Problem
Within the listing, each line that has the string "username" should be copied.

Record extracts

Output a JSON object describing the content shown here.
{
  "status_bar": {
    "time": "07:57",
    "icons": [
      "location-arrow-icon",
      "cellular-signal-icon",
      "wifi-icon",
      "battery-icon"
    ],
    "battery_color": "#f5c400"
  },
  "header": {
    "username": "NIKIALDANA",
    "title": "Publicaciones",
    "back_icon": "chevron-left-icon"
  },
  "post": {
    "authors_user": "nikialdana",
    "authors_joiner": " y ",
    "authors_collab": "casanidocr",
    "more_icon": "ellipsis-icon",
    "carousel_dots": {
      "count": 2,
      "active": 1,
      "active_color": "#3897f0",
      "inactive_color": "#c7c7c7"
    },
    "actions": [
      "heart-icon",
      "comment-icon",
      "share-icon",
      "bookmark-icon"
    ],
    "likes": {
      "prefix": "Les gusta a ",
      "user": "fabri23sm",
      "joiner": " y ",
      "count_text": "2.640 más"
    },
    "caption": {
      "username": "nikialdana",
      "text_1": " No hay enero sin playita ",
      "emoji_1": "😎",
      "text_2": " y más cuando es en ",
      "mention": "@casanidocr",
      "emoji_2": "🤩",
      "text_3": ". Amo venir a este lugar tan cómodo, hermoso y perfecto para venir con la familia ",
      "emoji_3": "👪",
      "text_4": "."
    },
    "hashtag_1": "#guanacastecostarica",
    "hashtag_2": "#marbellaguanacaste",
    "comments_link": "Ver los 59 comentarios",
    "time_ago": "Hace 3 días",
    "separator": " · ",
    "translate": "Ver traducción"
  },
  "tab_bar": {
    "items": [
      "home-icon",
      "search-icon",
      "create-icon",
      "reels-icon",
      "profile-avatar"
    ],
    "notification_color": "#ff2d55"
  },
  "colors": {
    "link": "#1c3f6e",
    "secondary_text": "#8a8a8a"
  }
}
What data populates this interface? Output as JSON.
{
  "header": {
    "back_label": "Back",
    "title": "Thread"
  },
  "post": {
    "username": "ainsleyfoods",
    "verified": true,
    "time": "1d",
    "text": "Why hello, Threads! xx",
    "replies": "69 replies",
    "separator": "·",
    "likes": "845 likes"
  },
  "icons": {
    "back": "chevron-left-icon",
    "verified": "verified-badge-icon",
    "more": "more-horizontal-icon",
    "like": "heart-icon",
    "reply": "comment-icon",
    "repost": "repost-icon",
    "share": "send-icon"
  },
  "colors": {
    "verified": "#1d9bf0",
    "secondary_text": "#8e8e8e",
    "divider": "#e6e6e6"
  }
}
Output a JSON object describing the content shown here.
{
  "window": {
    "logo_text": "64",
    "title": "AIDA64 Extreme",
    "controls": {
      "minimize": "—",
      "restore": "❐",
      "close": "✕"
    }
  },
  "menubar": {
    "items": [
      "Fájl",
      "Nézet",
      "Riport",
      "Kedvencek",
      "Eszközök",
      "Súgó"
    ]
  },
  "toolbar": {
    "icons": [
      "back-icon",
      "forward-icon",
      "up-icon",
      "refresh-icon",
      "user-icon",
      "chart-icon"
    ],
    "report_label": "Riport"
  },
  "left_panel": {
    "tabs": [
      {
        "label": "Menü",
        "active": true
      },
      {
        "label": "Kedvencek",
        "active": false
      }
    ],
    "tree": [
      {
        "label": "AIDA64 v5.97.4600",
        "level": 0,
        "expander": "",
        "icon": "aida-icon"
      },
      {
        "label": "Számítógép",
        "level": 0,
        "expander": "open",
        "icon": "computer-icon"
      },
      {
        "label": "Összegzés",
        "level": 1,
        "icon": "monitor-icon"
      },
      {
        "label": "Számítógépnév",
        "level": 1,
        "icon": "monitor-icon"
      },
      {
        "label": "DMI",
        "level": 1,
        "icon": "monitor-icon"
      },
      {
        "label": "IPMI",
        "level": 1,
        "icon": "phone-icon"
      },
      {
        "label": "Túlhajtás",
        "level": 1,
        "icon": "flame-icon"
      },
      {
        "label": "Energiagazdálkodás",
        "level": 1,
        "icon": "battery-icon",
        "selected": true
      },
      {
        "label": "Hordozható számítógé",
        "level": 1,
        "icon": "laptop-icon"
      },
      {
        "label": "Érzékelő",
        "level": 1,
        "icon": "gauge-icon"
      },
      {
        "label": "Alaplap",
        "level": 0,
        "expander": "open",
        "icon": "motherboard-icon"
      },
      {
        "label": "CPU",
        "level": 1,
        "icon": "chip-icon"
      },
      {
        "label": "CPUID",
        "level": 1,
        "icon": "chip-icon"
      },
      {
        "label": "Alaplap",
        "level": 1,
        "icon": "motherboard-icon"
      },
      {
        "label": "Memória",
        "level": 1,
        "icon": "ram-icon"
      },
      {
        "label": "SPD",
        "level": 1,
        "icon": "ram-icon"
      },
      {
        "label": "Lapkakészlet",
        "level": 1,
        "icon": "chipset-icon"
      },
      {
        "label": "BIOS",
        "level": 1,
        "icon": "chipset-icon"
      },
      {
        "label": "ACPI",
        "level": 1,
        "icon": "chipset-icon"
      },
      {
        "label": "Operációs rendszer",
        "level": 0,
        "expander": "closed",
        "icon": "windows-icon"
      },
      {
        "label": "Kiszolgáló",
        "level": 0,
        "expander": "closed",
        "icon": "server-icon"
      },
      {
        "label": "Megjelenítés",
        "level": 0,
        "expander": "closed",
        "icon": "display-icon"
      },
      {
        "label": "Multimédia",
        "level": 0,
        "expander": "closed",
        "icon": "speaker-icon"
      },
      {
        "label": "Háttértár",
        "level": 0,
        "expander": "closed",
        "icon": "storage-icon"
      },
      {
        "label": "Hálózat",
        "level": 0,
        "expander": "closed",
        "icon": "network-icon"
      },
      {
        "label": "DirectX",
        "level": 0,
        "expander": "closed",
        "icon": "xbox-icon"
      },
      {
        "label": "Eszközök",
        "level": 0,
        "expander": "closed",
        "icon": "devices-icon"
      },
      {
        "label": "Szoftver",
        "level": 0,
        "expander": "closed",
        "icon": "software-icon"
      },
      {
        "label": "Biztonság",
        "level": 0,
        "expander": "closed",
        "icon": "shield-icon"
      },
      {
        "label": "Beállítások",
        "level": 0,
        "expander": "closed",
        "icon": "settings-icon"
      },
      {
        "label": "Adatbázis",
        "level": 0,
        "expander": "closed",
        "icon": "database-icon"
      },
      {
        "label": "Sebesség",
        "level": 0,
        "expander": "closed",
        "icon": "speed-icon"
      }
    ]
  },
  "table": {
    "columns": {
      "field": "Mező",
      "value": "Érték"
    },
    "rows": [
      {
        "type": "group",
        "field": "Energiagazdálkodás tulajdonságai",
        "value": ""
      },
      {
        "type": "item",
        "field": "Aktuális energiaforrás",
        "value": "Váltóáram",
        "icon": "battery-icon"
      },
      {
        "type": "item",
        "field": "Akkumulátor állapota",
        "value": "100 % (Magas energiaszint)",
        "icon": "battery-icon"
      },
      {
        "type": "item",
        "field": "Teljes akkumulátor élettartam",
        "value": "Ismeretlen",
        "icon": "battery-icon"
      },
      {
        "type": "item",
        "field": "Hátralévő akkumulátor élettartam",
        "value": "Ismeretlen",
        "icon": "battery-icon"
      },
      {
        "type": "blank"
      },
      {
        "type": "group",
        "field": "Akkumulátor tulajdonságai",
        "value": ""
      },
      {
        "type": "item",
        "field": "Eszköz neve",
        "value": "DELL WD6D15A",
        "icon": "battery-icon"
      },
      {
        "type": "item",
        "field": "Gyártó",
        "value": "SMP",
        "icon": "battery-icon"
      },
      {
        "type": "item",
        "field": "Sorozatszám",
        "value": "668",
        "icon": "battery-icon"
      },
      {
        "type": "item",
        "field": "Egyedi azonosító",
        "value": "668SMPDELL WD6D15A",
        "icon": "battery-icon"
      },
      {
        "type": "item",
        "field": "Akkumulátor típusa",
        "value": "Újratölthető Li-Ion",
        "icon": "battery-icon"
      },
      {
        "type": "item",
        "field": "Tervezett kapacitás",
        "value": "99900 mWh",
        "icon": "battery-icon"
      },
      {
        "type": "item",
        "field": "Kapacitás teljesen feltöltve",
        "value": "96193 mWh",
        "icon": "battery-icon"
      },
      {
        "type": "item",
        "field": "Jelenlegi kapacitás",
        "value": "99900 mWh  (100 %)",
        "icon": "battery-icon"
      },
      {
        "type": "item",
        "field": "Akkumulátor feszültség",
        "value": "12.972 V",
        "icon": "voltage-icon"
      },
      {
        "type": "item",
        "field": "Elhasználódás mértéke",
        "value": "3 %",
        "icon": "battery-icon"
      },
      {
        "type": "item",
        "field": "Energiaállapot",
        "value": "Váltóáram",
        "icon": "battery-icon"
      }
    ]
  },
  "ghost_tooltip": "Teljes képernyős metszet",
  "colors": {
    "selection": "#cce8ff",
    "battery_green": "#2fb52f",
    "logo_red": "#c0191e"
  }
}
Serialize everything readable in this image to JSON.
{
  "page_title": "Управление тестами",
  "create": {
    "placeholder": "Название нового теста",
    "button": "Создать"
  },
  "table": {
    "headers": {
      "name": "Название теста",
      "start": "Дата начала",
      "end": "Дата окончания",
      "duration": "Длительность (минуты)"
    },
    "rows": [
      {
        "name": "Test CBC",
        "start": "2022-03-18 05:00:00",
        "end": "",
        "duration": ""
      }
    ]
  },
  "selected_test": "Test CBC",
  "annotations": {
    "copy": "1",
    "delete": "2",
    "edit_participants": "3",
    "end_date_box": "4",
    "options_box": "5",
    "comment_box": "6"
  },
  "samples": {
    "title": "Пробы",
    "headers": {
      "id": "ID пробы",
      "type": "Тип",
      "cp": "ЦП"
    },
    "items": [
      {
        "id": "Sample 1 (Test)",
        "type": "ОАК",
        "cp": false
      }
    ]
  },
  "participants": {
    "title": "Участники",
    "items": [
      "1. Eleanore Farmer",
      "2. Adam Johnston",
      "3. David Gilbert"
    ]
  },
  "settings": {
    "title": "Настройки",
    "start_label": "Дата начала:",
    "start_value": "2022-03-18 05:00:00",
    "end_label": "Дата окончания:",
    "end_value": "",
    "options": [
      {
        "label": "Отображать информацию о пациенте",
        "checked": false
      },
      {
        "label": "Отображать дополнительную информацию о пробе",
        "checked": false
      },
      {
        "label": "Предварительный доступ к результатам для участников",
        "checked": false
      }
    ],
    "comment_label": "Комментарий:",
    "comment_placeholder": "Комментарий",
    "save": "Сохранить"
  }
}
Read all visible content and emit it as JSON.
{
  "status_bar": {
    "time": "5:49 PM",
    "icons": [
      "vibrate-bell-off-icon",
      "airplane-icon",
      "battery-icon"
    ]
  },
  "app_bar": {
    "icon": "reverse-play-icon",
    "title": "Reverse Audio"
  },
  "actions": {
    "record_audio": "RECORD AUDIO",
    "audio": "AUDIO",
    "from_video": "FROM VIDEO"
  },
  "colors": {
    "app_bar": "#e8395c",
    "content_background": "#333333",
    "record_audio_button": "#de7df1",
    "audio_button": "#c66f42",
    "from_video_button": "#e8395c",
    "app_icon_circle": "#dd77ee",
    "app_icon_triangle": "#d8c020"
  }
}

Solution to this task
    "username": "NIKIALDANA",
      "username": "nikialdana",
    "username": "ainsleyfoods",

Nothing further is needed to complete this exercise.